» Action item: Which lines of the records contain "this"? Collect every one of them.
────────
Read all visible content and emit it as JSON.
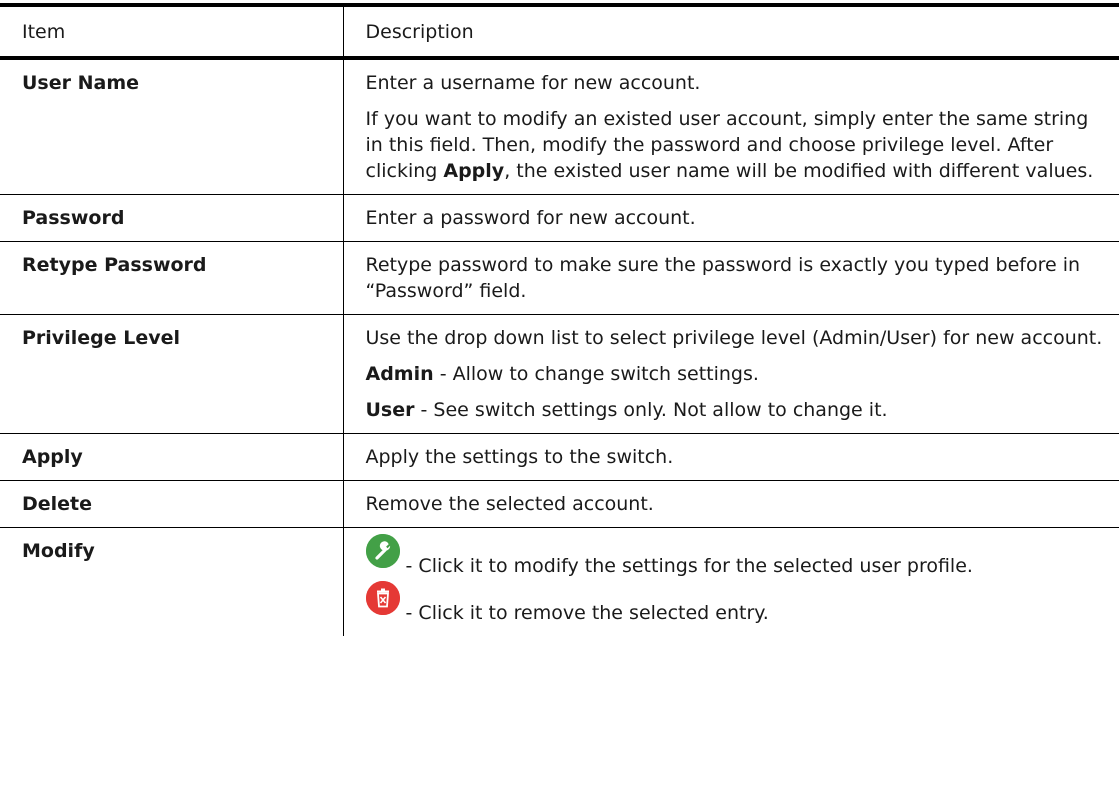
{
  "table": {
    "header": {
      "item": "Item",
      "description": "Description"
    },
    "rows": {
      "user_name": {
        "item": "User Name",
        "p1": "Enter a username for new account.",
        "p2_a": "If you want to modify an existed user account, simply enter the same string in this field. Then, modify the password and choose privilege level. After clicking ",
        "p2_bold": "Apply",
        "p2_b": ", the existed user name will be modified with different values."
      },
      "password": {
        "item": "Password",
        "p1": "Enter a password for new account."
      },
      "retype_password": {
        "item": "Retype Password",
        "p1": "Retype password to make sure the password is exactly you typed before in “Password” field."
      },
      "privilege_level": {
        "item": "Privilege Level",
        "p1": "Use the drop down list to select privilege level (Admin/User) for new account.",
        "p2_bold": "Admin",
        "p2_rest": " - Allow to change switch settings.",
        "p3_bold": "User",
        "p3_rest": " - See switch settings only. Not allow to change it."
      },
      "apply": {
        "item": "Apply",
        "p1": "Apply the settings to the switch."
      },
      "delete": {
        "item": "Delete",
        "p1": "Remove the selected account."
      },
      "modify": {
        "item": "Modify",
        "icon1": "wrench-icon",
        "icon1_color": "#4caf50",
        "p1": " - Click it to modify the settings for the selected user profile.",
        "icon2": "trash-icon",
        "icon2_color": "#e53935",
        "p2": " - Click it to remove the selected entry."
      }
    }
  }
}
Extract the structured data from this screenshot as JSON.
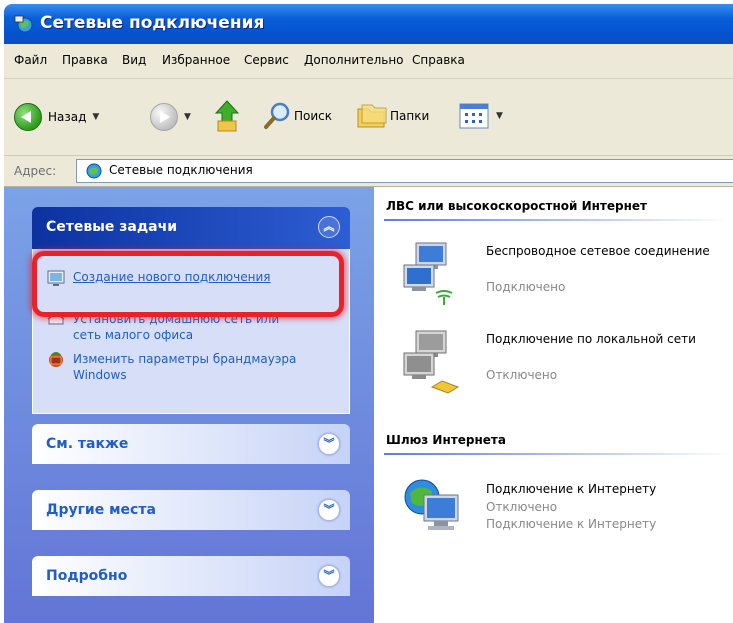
{
  "window": {
    "title": "Сетевые подключения"
  },
  "menu": [
    "Файл",
    "Правка",
    "Вид",
    "Избранное",
    "Сервис",
    "Дополнительно",
    "Справка"
  ],
  "toolbar": {
    "back_label": "Назад",
    "search_label": "Поиск",
    "folders_label": "Папки"
  },
  "address": {
    "label": "Адрес:",
    "value": "Сетевые подключения"
  },
  "left_pane": {
    "network_tasks": {
      "title": "Сетевые задачи",
      "tasks": [
        "Создание нового подключения",
        "Установить домашнюю сеть или сеть малого офиса",
        "Изменить параметры брандмауэра Windows"
      ]
    },
    "see_also": {
      "title": "См. также"
    },
    "other_places": {
      "title": "Другие места"
    },
    "details": {
      "title": "Подробно"
    }
  },
  "right_pane": {
    "lan_group": {
      "title": "ЛВС или высокоскоростной Интернет",
      "items": [
        {
          "name": "Беспроводное сетевое соединение",
          "status": "Подключено"
        },
        {
          "name": "Подключение по локальной сети",
          "status": "Отключено"
        }
      ]
    },
    "gateway_group": {
      "title": "Шлюз Интернета",
      "items": [
        {
          "name": "Подключение к Интернету",
          "status": "Отключено",
          "substatus": "Подключение к Интернету"
        }
      ]
    }
  },
  "colors": {
    "title_bar": "#0553d0",
    "task_pane": "#6f8fe0",
    "link": "#215dc6",
    "highlight": "#e8222a"
  }
}
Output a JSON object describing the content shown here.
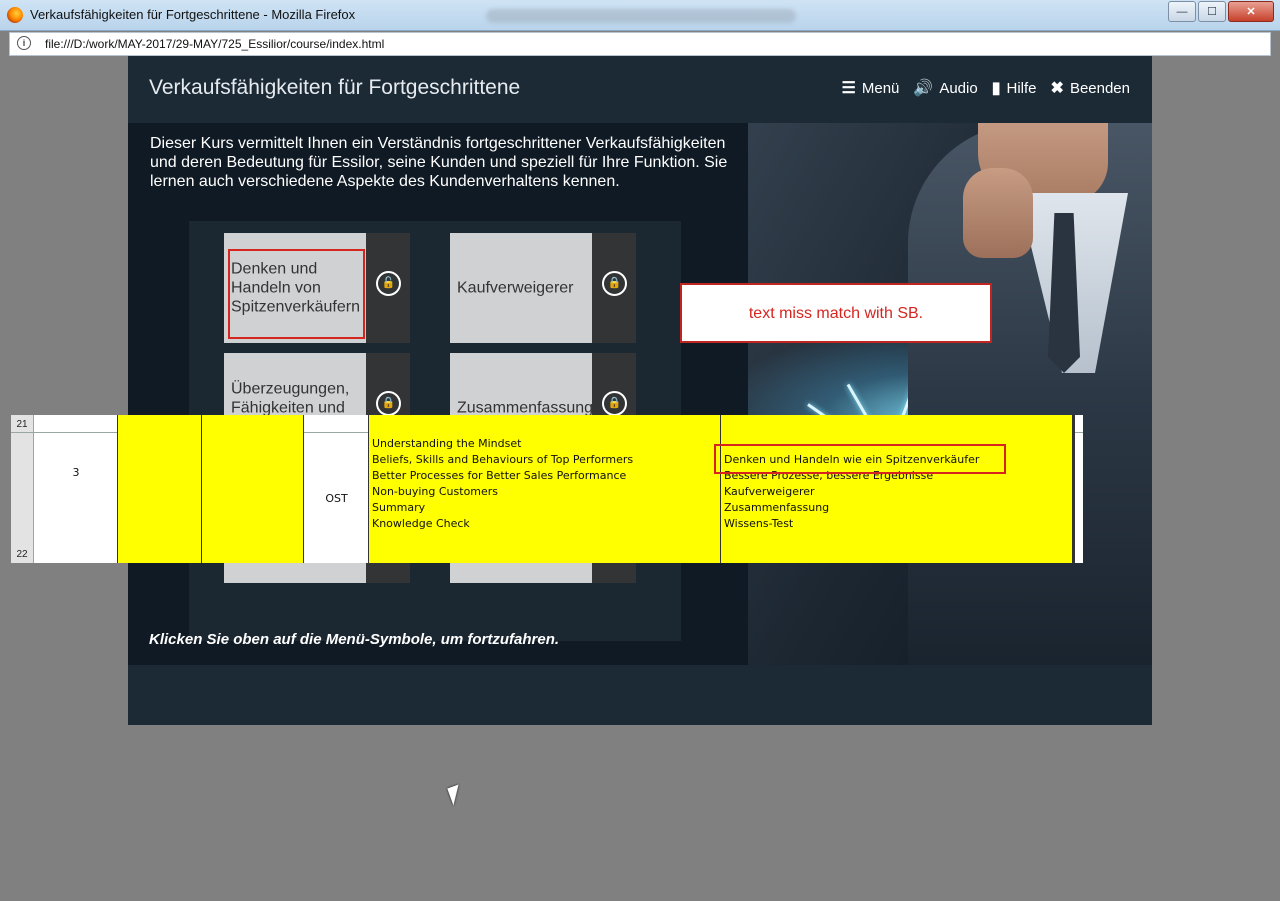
{
  "browser": {
    "title": "Verkaufsfähigkeiten für Fortgeschrittene - Mozilla Firefox",
    "url": "file:///D:/work/MAY-2017/29-MAY/725_Essilior/course/index.html",
    "window_buttons": {
      "minimize": "—",
      "maximize": "☐",
      "close": "✕"
    }
  },
  "course": {
    "title": "Verkaufsfähigkeiten für Fortgeschrittene",
    "nav": {
      "menu": {
        "label": "Menü",
        "icon": "menu-icon",
        "glyph": "☰"
      },
      "audio": {
        "label": "Audio",
        "icon": "speaker-icon",
        "glyph": "🔊"
      },
      "help": {
        "label": "Hilfe",
        "icon": "book-icon",
        "glyph": "▮"
      },
      "exit": {
        "label": "Beenden",
        "icon": "close-icon",
        "glyph": "✖"
      }
    },
    "intro": "Dieser Kurs vermittelt Ihnen ein Verständnis fortgeschrittener Verkaufsfähigkeiten und deren Bedeutung für Essilor, seine Kunden und speziell für Ihre Funktion. Sie lernen auch verschiedene Aspekte des Kundenverhaltens kennen.",
    "tiles": [
      {
        "label": "Denken und Handeln von Spitzenverkäufern",
        "lock": "unlocked"
      },
      {
        "label": "Kaufverweigerer",
        "lock": "locked"
      },
      {
        "label": "Überzeugungen, Fähigkeiten und Verhaltensweisen",
        "lock": "locked"
      },
      {
        "label": "Zusammenfassung",
        "lock": "locked"
      }
    ],
    "hint": "Klicken Sie oben auf die Menü-Symbole, um fortzufahren."
  },
  "callout": {
    "text": "text miss match with SB."
  },
  "sheet": {
    "row_numbers": [
      "21",
      "22"
    ],
    "number": "3",
    "code": "OST",
    "english": [
      "Understanding the Mindset",
      "Beliefs, Skills and Behaviours of Top Performers",
      "Better Processes for Better Sales Performance",
      "Non-buying Customers",
      "Summary",
      "Knowledge Check"
    ],
    "german": [
      "Denken und Handeln wie ein Spitzenverkäufer",
      "Bessere Prozesse, bessere Ergebnisse",
      "Kaufverweigerer",
      "Zusammenfassung",
      "Wissens-Test"
    ],
    "colors": {
      "highlight": "#ffff00",
      "annotation_red": "#d6251f"
    }
  }
}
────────
» Reply to the task:
        "p2_a": "If you want to modify an existed user account, simply enter the same string in this field. Then, modify the password and choose privilege level. After clicking ",
Extract the structured data from this screenshot as JSON.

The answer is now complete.